Key Repeats and Memory Leaks

As mentioned in the last post, both the TextBox and the MultiLineTextBox respond to key repeats and moved the cursor appropriately. The implementations in both were exactly the same. They included a WoopsiTimer gadget that was started when a key was pressed and stopped when the key was released. By tracking the last key pressed, they could respond to the timer’s “action” event and move the cursor in the appropriate direction.

This approach worked perfectly, but it was somewhat cumbersome - any gadget that needed to respond to key repeats would have to implement its own copy of the solution outlined above. A better approach would be to bake it into the core of the system itself, which I have now done. The base Gadget class includes a keyRepeat() method that is called when a button on the DS is held for the required amount of time (25 frames for the initial repeat; 5 frames for subsequent repeats). All gadgets can raise key repeat events.

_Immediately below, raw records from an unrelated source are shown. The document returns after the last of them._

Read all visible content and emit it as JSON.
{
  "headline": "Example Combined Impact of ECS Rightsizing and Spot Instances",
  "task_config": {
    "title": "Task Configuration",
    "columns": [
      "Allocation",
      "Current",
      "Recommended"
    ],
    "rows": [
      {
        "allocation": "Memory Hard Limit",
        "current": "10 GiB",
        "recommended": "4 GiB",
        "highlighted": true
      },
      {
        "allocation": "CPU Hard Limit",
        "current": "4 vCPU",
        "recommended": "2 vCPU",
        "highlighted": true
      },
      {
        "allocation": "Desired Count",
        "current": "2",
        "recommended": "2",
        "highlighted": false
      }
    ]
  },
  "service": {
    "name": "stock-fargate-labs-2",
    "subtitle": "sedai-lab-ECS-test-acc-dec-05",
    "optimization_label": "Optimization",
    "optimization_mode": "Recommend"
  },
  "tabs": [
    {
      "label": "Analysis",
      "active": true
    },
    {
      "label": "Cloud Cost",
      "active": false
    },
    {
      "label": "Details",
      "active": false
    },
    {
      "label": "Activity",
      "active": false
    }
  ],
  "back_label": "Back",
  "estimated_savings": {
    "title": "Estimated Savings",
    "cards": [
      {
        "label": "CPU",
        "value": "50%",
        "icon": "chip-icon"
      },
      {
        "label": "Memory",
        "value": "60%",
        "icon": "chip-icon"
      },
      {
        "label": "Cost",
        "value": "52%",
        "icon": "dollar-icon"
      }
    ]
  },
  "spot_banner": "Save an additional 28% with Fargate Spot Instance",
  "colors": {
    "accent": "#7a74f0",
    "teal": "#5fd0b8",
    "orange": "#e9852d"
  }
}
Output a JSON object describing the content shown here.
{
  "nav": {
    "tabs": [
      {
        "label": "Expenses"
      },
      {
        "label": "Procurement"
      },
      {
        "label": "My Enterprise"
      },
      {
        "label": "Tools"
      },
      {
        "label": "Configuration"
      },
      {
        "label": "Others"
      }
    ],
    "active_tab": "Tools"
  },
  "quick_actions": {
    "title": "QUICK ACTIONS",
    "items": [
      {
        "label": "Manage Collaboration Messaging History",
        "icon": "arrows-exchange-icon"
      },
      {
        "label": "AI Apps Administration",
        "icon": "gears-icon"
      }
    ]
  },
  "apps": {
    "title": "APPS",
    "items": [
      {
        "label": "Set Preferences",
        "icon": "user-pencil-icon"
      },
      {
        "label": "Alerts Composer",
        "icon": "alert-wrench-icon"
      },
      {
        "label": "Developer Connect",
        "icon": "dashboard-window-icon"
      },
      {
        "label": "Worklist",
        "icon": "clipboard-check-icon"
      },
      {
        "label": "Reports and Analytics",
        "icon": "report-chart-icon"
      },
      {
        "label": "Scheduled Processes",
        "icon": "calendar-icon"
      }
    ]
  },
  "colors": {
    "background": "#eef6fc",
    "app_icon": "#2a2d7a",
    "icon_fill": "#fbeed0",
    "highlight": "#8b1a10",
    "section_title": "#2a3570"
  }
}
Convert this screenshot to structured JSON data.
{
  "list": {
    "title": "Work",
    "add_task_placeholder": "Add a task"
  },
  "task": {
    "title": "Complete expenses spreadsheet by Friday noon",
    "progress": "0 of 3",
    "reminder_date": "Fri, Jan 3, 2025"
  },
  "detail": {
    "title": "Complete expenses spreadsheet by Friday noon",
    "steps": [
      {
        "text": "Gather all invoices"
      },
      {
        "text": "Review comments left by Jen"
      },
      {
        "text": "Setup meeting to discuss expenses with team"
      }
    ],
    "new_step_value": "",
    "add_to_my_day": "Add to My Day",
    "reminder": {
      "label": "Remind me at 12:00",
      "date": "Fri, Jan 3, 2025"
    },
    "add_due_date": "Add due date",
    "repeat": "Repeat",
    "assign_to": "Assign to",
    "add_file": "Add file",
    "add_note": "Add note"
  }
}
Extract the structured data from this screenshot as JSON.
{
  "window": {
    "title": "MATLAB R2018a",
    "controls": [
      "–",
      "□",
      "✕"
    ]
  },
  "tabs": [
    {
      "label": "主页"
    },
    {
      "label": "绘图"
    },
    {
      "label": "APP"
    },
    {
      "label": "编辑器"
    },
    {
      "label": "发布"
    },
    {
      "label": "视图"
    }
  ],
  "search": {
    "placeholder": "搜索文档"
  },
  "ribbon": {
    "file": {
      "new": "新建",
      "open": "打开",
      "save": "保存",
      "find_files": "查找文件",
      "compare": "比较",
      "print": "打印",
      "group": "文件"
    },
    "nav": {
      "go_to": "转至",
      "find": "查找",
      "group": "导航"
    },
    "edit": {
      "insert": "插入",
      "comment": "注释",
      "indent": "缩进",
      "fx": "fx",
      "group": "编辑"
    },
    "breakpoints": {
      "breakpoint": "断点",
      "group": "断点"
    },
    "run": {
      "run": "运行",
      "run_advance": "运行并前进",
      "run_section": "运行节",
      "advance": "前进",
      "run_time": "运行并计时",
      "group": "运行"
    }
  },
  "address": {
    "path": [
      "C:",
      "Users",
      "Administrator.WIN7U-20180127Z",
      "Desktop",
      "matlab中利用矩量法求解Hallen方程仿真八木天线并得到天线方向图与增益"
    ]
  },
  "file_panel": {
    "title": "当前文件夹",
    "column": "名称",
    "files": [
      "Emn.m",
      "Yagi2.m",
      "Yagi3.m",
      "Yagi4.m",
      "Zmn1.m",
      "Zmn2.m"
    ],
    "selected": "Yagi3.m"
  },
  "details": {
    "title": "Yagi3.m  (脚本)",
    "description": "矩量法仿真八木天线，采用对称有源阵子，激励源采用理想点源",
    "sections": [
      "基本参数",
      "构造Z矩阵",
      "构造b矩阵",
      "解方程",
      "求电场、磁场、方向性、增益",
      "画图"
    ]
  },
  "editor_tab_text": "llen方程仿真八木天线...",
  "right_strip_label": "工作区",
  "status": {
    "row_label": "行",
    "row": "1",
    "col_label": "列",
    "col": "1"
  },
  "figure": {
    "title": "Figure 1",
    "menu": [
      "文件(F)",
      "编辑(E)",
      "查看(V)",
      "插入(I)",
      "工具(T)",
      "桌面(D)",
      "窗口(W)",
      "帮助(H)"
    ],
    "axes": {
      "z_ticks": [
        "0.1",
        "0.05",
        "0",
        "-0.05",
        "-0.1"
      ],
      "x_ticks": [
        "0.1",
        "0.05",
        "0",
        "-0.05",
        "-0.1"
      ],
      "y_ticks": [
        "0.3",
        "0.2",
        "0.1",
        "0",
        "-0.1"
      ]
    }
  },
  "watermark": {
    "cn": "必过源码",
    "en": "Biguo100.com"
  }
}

In other textbox news, if the string is longer than the box it is now possible to scroll the text using the d-pad. When the cursor hits either end of the box, the text will scroll one character to the left or right. The cursor will not scroll outside the boundaries of the textbox. Additionally, if the width of the text exceeds the size of the box, the horizontal alignment options are overruled and the box switches to left-aligned. This ensures that the scrolling works.

I changed the way that the gadget destructor worked back in April 2008. It was more intelligent and would recursively delete the children of a gadget that was itself being deleted. However, I’d noticed that Xcode would occasionally throw a segfault when deleting gadgets. A lot of testing later and I found the problem - the child deletion didn’t quite work properly.

The parent gadget was doing this:

for i = 0 to child count
    delete child[i]

Meanwhile, the child gadget was doing this:

remove self from parent

When the child removed itself from its parent, the child count reduced. Thus, children at the end of the list were not being deleted. This caused memory leaks and, in certain situations, segfaults.

I’ve changed the parent’s loop and fixed it.